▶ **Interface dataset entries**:
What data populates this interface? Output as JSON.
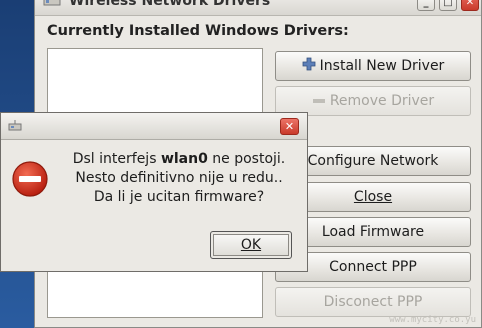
{
  "main_window": {
    "title": "Wireless Network Drivers",
    "section_label": "Currently Installed Windows Drivers:",
    "buttons": {
      "install": "Install New Driver",
      "remove": "Remove Driver",
      "configure": "Configure Network",
      "close": "Close",
      "load_firmware": "Load Firmware",
      "connect_ppp": "Connect PPP",
      "disconnect_ppp": "Disconect PPP"
    },
    "titlebar_buttons": {
      "minimize": "_",
      "maximize": "□",
      "close": "✕"
    }
  },
  "dialog": {
    "message_prefix": "Dsl interfejs ",
    "interface_name": "wlan0",
    "message_suffix": " ne postoji.",
    "line2": "Nesto definitivno nije u redu..",
    "line3": "Da li je ucitan firmware?",
    "ok_label": "OK",
    "close_glyph": "✕"
  },
  "icons": {
    "install": "plus-icon",
    "remove": "minus-icon",
    "dialog_error": "error-icon"
  },
  "colors": {
    "error_red": "#d8321f",
    "close_red": "#c93a2b"
  },
  "watermark": "www.mycity.co.yu"
}
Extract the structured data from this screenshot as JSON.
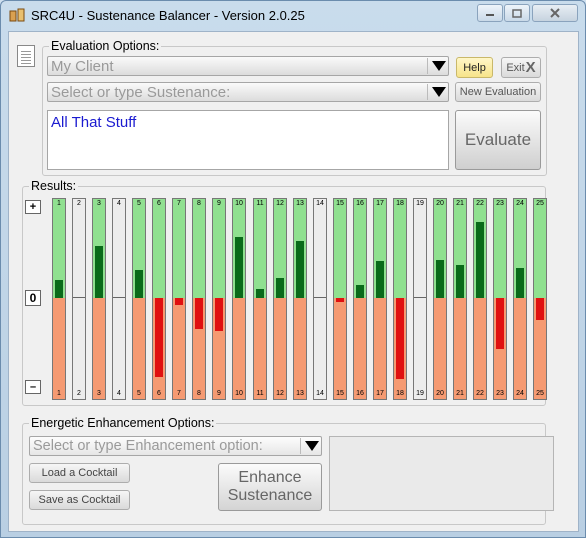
{
  "window": {
    "title": "SRC4U - Sustenance Balancer - Version 2.0.25"
  },
  "evaluation": {
    "group_label": "Evaluation Options:",
    "client_value": "My Client",
    "sustenance_placeholder": "Select or type Sustenance:",
    "notes_text": "All That Stuff",
    "help_label": "Help",
    "exit_label": "Exit",
    "new_evaluation_label": "New Evaluation",
    "evaluate_label": "Evaluate"
  },
  "results": {
    "group_label": "Results:",
    "plus_label": "+",
    "zero_label": "0",
    "minus_label": "–",
    "colors": {
      "positive_bg": "#90e090",
      "negative_bg": "#f59a72",
      "positive_fill": "#0a6a1a",
      "negative_fill": "#e01010",
      "blank_bg": "#ececec"
    },
    "bars": [
      {
        "n": "1",
        "value": 0.18
      },
      {
        "n": "2",
        "value": 0,
        "blank": true
      },
      {
        "n": "3",
        "value": 0.53
      },
      {
        "n": "4",
        "value": 0,
        "blank": true
      },
      {
        "n": "5",
        "value": 0.28
      },
      {
        "n": "6",
        "value": -0.78
      },
      {
        "n": "7",
        "value": -0.07
      },
      {
        "n": "8",
        "value": -0.31
      },
      {
        "n": "9",
        "value": -0.33
      },
      {
        "n": "10",
        "value": 0.62
      },
      {
        "n": "11",
        "value": 0.09
      },
      {
        "n": "12",
        "value": 0.2
      },
      {
        "n": "13",
        "value": 0.58
      },
      {
        "n": "14",
        "value": 0,
        "blank": true
      },
      {
        "n": "15",
        "value": -0.04
      },
      {
        "n": "16",
        "value": 0.13
      },
      {
        "n": "17",
        "value": 0.37
      },
      {
        "n": "18",
        "value": -0.8
      },
      {
        "n": "19",
        "value": 0,
        "blank": true
      },
      {
        "n": "20",
        "value": 0.38
      },
      {
        "n": "21",
        "value": 0.33
      },
      {
        "n": "22",
        "value": 0.77
      },
      {
        "n": "23",
        "value": -0.5
      },
      {
        "n": "24",
        "value": 0.3
      },
      {
        "n": "25",
        "value": -0.22
      }
    ]
  },
  "enhancement": {
    "group_label": "Energetic Enhancement Options:",
    "option_placeholder": "Select or type Enhancement option:",
    "load_label": "Load a Cocktail",
    "save_label": "Save as Cocktail",
    "enhance_line1": "Enhance",
    "enhance_line2": "Sustenance"
  },
  "icons": [
    "app-icon",
    "minimize-icon",
    "maximize-icon",
    "close-icon",
    "notepad-icon",
    "dropdown-arrow-icon",
    "exit-x-icon"
  ]
}
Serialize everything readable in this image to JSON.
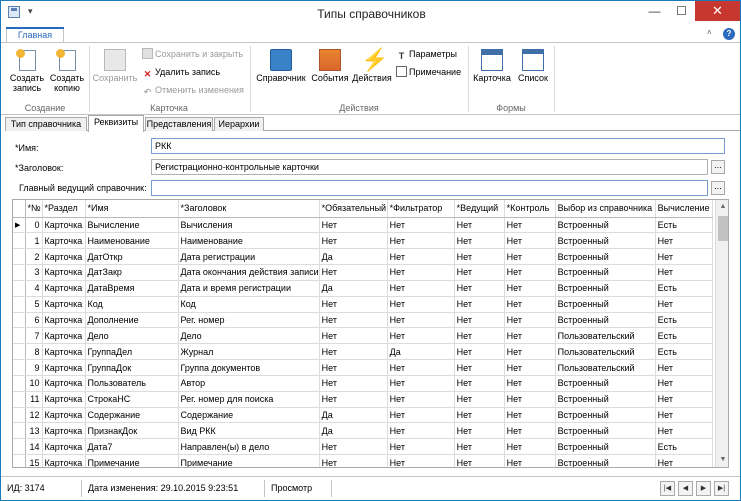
{
  "window": {
    "title": "Типы справочников",
    "minimize": "—",
    "maximize": "☐",
    "close": "✕"
  },
  "ribbon": {
    "tab_main": "Главная",
    "groups": {
      "create": {
        "label": "Создание",
        "create_record_l1": "Создать",
        "create_record_l2": "запись",
        "create_copy_l1": "Создать",
        "create_copy_l2": "копию"
      },
      "card": {
        "label": "Карточка",
        "save": "Сохранить",
        "save_close": "Сохранить и закрыть",
        "delete": "Удалить запись",
        "undo": "Отменить изменения"
      },
      "actions": {
        "label": "Действия",
        "reference": "Справочник",
        "events": "События",
        "actions": "Действия",
        "parameters": "Параметры",
        "note": "Примечание"
      },
      "forms": {
        "label": "Формы",
        "card": "Карточка",
        "list": "Список"
      }
    }
  },
  "tabs": [
    "Тип справочника",
    "Реквизиты",
    "Представления",
    "Иерархии"
  ],
  "form": {
    "name_label": "*Имя:",
    "name_value": "РКК",
    "title_label": "*Заголовок:",
    "title_value": "Регистрационно-контрольные карточки",
    "master_label": "Главный ведущий справочник:",
    "master_value": ""
  },
  "grid": {
    "columns": [
      "*№",
      "*Раздел",
      "*Имя",
      "*Заголовок",
      "*Обязательный",
      "*Фильтратор",
      "*Ведущий",
      "*Контроль",
      "Выбор из справочника",
      "Вычисление"
    ],
    "rows": [
      [
        "0",
        "Карточка",
        "Вычисление",
        "Вычисления",
        "Нет",
        "Нет",
        "Нет",
        "Нет",
        "Встроенный",
        "Есть"
      ],
      [
        "1",
        "Карточка",
        "Наименование",
        "Наименование",
        "Нет",
        "Нет",
        "Нет",
        "Нет",
        "Встроенный",
        "Нет"
      ],
      [
        "2",
        "Карточка",
        "ДатОткр",
        "Дата регистрации",
        "Да",
        "Нет",
        "Нет",
        "Нет",
        "Встроенный",
        "Нет"
      ],
      [
        "3",
        "Карточка",
        "ДатЗакр",
        "Дата окончания действия записи",
        "Нет",
        "Нет",
        "Нет",
        "Нет",
        "Встроенный",
        "Нет"
      ],
      [
        "4",
        "Карточка",
        "ДатаВремя",
        "Дата и время регистрации",
        "Да",
        "Нет",
        "Нет",
        "Нет",
        "Встроенный",
        "Есть"
      ],
      [
        "5",
        "Карточка",
        "Код",
        "Код",
        "Нет",
        "Нет",
        "Нет",
        "Нет",
        "Встроенный",
        "Нет"
      ],
      [
        "6",
        "Карточка",
        "Дополнение",
        "Рег. номер",
        "Нет",
        "Нет",
        "Нет",
        "Нет",
        "Встроенный",
        "Есть"
      ],
      [
        "7",
        "Карточка",
        "Дело",
        "Дело",
        "Нет",
        "Нет",
        "Нет",
        "Нет",
        "Пользовательский",
        "Есть"
      ],
      [
        "8",
        "Карточка",
        "ГруппаДел",
        "Журнал",
        "Нет",
        "Да",
        "Нет",
        "Нет",
        "Пользовательский",
        "Есть"
      ],
      [
        "9",
        "Карточка",
        "ГруппаДок",
        "Группа документов",
        "Нет",
        "Нет",
        "Нет",
        "Нет",
        "Пользовательский",
        "Нет"
      ],
      [
        "10",
        "Карточка",
        "Пользователь",
        "Автор",
        "Нет",
        "Нет",
        "Нет",
        "Нет",
        "Встроенный",
        "Нет"
      ],
      [
        "11",
        "Карточка",
        "СтрокаНС",
        "Рег. номер для поиска",
        "Нет",
        "Нет",
        "Нет",
        "Нет",
        "Встроенный",
        "Нет"
      ],
      [
        "12",
        "Карточка",
        "Содержание",
        "Содержание",
        "Да",
        "Нет",
        "Нет",
        "Нет",
        "Встроенный",
        "Нет"
      ],
      [
        "13",
        "Карточка",
        "ПризнакДок",
        "Вид РКК",
        "Да",
        "Нет",
        "Нет",
        "Нет",
        "Встроенный",
        "Нет"
      ],
      [
        "14",
        "Карточка",
        "Дата7",
        "Направлен(ы) в дело",
        "Нет",
        "Нет",
        "Нет",
        "Нет",
        "Встроенный",
        "Есть"
      ],
      [
        "15",
        "Карточка",
        "Примечание",
        "Примечание",
        "Нет",
        "Нет",
        "Нет",
        "Нет",
        "Встроенный",
        "Нет"
      ]
    ],
    "selected_row": 0
  },
  "status": {
    "id": "ИД: 3174",
    "modified": "Дата изменения: 29.10.2015 9:23:51",
    "mode": "Просмотр"
  },
  "colors": {
    "accent": "#2a6bbd",
    "close_button": "#c7372f",
    "window_border": "#1d7ab8"
  }
}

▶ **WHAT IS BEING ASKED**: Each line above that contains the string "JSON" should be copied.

▶ **TASK RESPONSE**:
What data populates this interface? Output as JSON.
Extract the structured data from this screenshot as JSON.
Serialize everything readable in this image to JSON.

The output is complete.